Determine how many lines of the listing below hold the string "value". Reply only with the number.

#### [Supplied material]
====================
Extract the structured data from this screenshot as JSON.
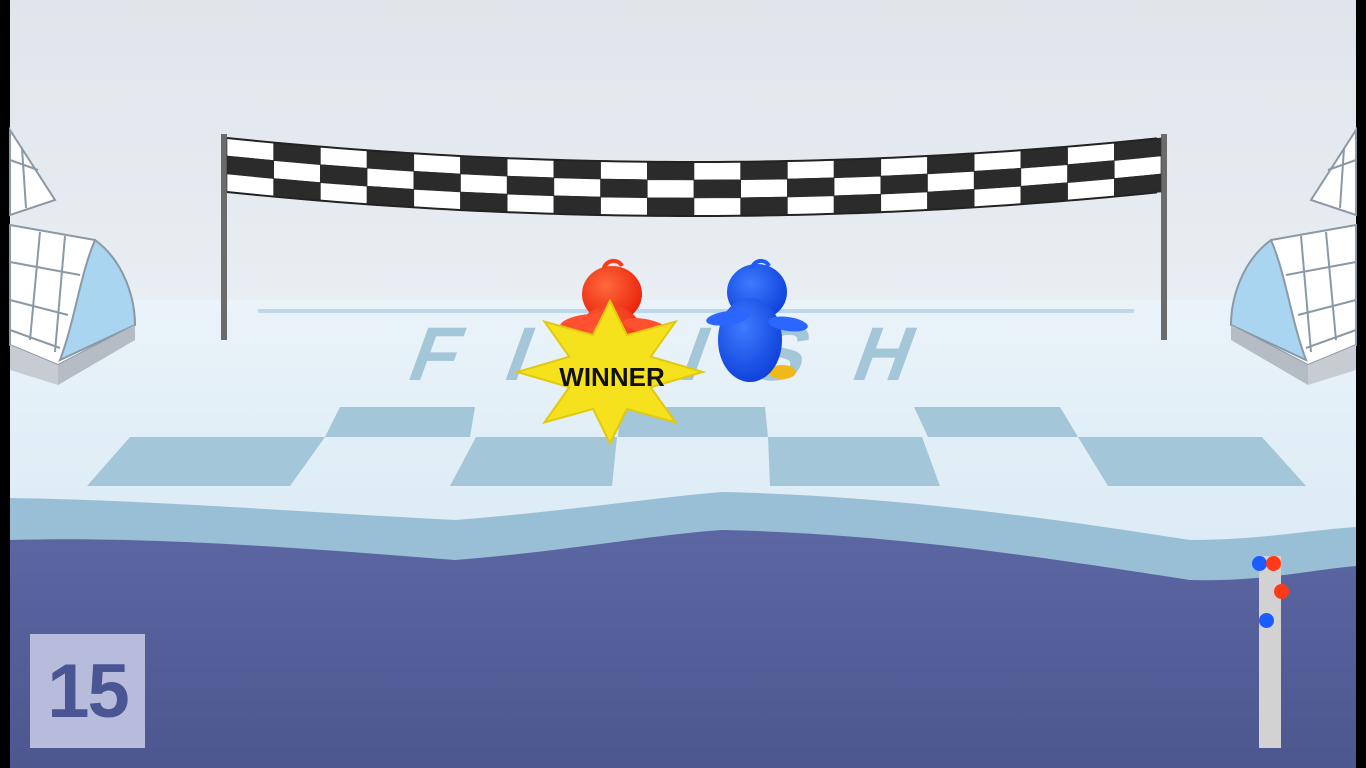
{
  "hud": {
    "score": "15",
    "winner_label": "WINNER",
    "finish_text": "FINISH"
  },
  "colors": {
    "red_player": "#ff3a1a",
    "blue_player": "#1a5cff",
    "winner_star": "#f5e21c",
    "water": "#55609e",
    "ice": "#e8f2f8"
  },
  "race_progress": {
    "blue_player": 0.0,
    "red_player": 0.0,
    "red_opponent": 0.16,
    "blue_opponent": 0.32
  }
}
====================
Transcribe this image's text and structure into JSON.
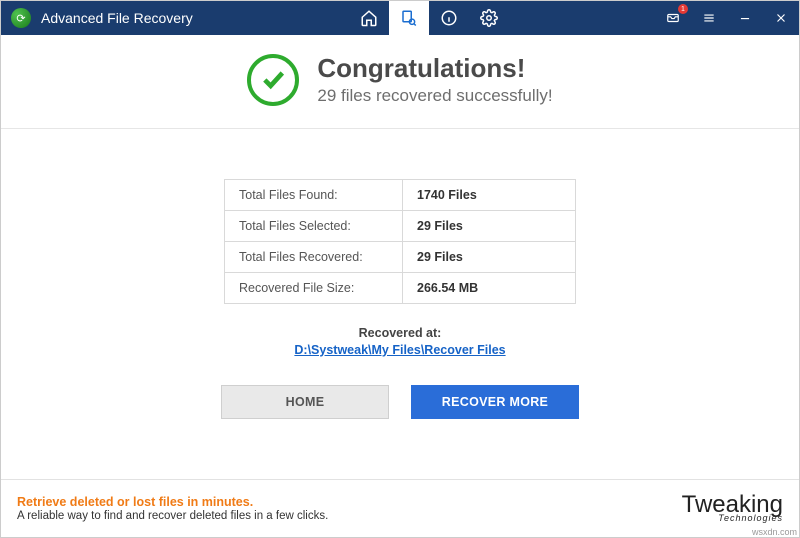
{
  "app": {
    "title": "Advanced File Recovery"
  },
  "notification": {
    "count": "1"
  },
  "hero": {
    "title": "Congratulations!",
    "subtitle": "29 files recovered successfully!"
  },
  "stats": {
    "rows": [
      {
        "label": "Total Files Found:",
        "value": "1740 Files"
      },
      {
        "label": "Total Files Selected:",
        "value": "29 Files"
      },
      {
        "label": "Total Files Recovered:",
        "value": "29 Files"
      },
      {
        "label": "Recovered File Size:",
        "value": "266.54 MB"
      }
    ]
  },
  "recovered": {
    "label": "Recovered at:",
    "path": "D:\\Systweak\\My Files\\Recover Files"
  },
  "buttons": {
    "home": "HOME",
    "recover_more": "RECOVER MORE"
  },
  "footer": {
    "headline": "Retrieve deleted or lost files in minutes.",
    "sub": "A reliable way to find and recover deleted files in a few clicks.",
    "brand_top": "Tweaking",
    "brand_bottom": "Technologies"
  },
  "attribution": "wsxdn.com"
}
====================
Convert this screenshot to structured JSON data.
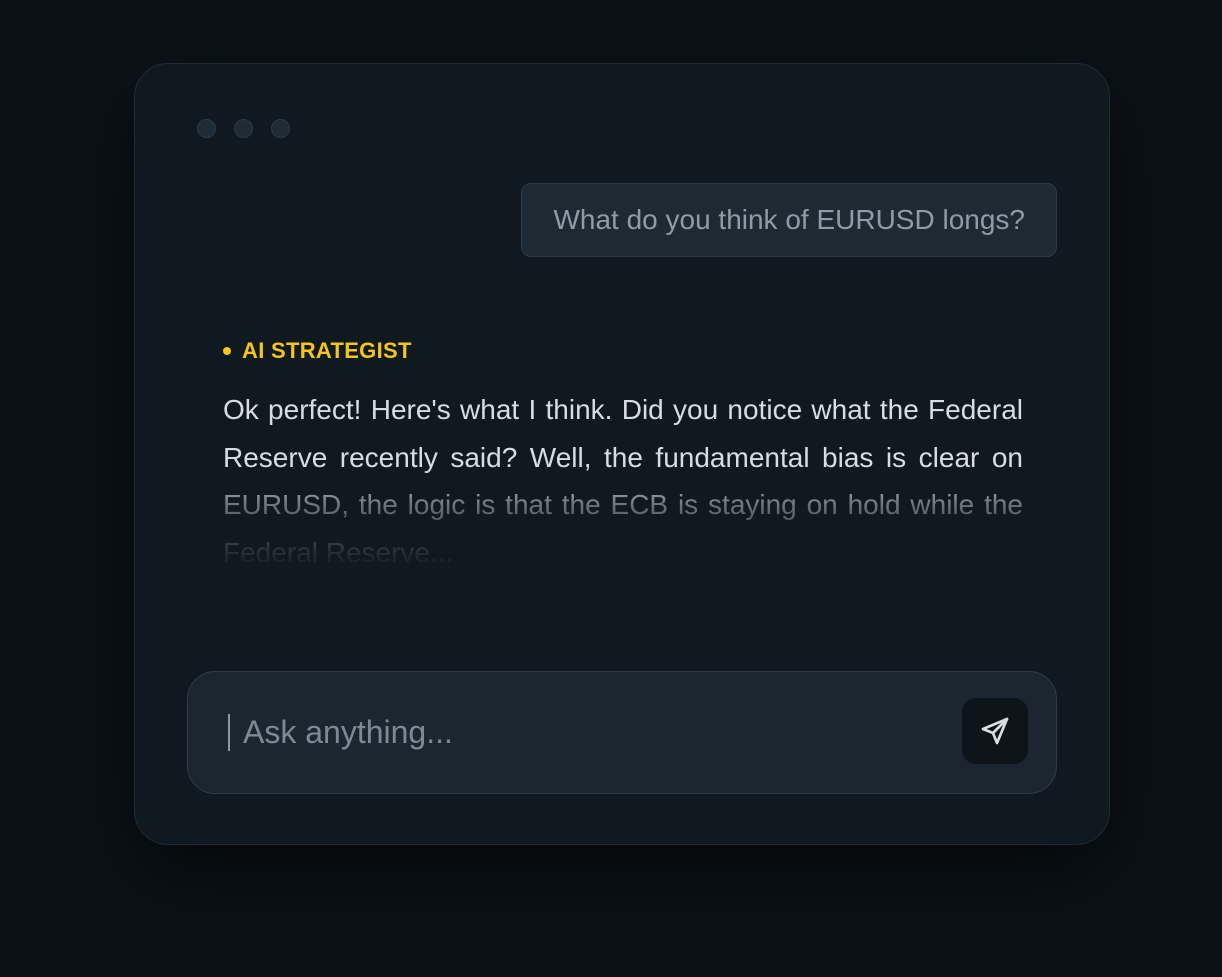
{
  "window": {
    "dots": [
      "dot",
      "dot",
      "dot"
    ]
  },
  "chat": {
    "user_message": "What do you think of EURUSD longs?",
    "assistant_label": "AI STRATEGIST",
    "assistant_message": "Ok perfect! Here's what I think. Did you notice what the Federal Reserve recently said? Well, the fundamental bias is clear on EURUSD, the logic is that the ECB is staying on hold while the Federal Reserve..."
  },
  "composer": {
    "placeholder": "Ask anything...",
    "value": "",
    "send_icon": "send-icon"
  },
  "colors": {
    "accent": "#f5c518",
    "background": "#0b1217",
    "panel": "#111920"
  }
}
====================
#### [Task result]
5